• _MATERIAL TO PROCESS_:
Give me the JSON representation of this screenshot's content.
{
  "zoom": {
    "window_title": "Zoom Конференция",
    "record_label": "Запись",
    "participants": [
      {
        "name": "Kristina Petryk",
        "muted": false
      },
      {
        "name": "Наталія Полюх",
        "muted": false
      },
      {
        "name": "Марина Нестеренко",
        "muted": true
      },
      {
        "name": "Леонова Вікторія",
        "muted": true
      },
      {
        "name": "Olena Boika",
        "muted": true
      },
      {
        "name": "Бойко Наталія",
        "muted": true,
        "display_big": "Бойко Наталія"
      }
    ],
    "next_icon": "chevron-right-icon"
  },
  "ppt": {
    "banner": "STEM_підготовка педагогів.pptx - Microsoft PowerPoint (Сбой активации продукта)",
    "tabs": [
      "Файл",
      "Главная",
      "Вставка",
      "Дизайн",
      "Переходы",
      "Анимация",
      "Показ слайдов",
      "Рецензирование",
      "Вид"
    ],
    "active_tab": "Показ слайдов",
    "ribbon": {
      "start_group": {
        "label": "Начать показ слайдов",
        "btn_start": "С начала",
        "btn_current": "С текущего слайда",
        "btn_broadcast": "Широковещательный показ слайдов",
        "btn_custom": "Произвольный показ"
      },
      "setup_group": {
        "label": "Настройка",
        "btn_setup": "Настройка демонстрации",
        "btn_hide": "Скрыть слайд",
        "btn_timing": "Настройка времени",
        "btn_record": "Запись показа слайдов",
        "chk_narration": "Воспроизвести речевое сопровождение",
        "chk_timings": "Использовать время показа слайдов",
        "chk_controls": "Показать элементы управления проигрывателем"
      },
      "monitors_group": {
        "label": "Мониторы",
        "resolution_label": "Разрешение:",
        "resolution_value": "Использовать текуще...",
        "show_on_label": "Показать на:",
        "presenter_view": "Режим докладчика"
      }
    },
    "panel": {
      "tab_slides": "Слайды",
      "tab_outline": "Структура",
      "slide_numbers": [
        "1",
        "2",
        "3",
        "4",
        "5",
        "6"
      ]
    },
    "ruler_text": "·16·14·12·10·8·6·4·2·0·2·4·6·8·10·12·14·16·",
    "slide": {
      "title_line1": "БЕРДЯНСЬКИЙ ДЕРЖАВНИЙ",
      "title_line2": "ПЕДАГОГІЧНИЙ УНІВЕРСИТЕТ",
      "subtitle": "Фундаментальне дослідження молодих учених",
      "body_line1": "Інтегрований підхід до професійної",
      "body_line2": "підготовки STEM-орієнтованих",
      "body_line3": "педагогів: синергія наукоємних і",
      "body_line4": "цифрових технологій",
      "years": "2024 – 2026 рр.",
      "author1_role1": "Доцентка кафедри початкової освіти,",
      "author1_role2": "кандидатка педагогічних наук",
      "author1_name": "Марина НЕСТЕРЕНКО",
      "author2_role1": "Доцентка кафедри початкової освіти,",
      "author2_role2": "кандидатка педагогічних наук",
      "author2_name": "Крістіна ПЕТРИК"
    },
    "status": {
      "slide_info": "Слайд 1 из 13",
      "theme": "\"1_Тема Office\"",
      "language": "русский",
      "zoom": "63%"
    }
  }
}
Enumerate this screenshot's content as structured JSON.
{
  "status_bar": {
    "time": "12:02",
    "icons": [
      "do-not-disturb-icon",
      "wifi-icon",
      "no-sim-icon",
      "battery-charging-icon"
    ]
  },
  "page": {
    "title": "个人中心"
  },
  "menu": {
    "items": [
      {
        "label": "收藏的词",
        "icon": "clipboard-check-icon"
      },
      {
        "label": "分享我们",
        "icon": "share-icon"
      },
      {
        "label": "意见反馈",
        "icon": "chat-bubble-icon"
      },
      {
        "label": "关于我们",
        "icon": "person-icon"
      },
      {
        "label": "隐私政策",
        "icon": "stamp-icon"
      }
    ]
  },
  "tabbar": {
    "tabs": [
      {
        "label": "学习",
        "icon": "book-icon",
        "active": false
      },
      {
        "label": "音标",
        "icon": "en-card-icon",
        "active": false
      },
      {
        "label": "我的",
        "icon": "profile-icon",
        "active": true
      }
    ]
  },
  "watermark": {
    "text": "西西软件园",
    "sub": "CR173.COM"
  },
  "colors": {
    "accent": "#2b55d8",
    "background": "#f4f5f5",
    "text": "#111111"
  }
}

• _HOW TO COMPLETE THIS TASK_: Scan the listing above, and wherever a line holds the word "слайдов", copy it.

• _EXERCISE OUTPUT_:
      "Показ слайдов",
    "active_tab": "Показ слайдов",
        "label": "Начать показ слайдов",
        "btn_broadcast": "Широковещательный показ слайдов",
        "btn_record": "Запись показа слайдов",
        "chk_timings": "Использовать время показа слайдов",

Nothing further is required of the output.